Years ago, I inherited this chair from my parents. They had it as long as I can remember. Initially, it belonged to my great grandmother, so it is easily close to 100 years old. The structure of the chair is remarkable and it’s my husband’s favorite place to sit and read. Over the years, my parents probably had it reupholstered 3 or 4 times. (When I was very little, I actually remember it being a lovely cream colored ‘pleather’…..oh my). The material that I covered over has been on the chair for well over a decade.
This material/print is completely NOT my taste. I love the look of linen and french grain sack, but did not want to spend that kind of money on fabric. So, I decided that some drop cloths (washed well and dried) would fit the bill perfectly. I purchased 2 of these from Home Depot @ $11.98 a piece.
And seriously, they wash up so lovely. I put them in with some bleach, detergent and fabric softener and then dried them well. So super soft and easy to work with. I began by piecing together the frame of the chair, minus the cushions.
Then I began tucking, as deep as possible, down into the frame. The sides, back and arms were aligned and hot glued into place, as I was not sewing a slip cover for the body of the chair. Hot gluing is the way to go, plus I didn’t want to see staples all over the fabric and I was concerned about being able to reach the wood beneath the existing fabric. However, if you are a sewing wizard (I’m a basic skills gal with a sewing machine) then you may opt to quickly whip up a slip cover instead.
I just folded the seems where I wanted and hot glued it into place, pulling taught and allowing it to cool and dry before letting go. This part moves along quickly. The blessing is, drop cloths have a stitched seam all around. So I strategically made sure to have those seams exposed at the base of the chair for a finished look.

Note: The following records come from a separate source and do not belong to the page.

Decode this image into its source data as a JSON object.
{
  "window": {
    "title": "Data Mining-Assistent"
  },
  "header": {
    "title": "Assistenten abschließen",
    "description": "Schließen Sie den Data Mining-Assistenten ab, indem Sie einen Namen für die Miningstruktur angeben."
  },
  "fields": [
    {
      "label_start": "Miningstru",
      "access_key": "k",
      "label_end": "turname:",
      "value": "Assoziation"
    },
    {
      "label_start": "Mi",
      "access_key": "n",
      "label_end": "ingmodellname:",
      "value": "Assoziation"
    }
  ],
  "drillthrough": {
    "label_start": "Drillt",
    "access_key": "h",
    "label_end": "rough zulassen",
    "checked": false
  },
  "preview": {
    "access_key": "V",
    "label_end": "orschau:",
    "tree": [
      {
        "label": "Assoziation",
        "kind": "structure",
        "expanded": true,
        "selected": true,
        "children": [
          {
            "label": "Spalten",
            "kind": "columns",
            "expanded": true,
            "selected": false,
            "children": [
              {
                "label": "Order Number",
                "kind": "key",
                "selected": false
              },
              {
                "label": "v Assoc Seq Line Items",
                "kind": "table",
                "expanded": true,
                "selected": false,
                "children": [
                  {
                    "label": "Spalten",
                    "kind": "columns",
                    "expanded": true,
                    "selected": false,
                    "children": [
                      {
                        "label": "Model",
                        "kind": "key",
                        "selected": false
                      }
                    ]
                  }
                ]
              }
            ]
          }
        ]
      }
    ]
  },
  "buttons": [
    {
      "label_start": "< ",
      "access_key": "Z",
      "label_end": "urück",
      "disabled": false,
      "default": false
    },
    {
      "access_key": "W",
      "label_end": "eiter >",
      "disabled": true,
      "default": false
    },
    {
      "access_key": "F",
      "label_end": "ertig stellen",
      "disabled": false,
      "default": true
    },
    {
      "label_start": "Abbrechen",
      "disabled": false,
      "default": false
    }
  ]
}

I then decided on the location of the folds/pleats at the front of the arms. Pinning them in place and then removing pins as I hot glued them in place.
Cutting a small stip, I created a finished edge as I glued, folding the fabric under. Then finished off those seams with nail head trim….so super simple.
This is when I broke out the sewing machine. I did sew a boat load of thick piping. I wanted the 2 cushions to be finished on both sides, that way I can flip them if necessary. So I traced around the cushions, sewed on the piping and hot glued the remaining seams together, since I was not going to insert a large zipper.
Overall, this would be easy enough for any DIY’er. I suppose if you worked diligently, you could complete this in a couple of days. For me, with my kiddos sports activities, daily chores and other home improvement stuff going on, I sort of piece mealed this project to the end result….taking me just under a week.
My cost –
2 drop clothes = $ 24 (some left over)
Piping – $7 (lots left over)
Nail head trim $11 (lots left over)
Glue sticks $5 (tons left over)
Total = $47 + my free labor
Professional reupholstery would’ve run about $400. (I’ve had an estimate in the past). So my $47 cost has truly brought about outstanding satisfaction. Its such a clean and fresh update.
Drop Cloth Love!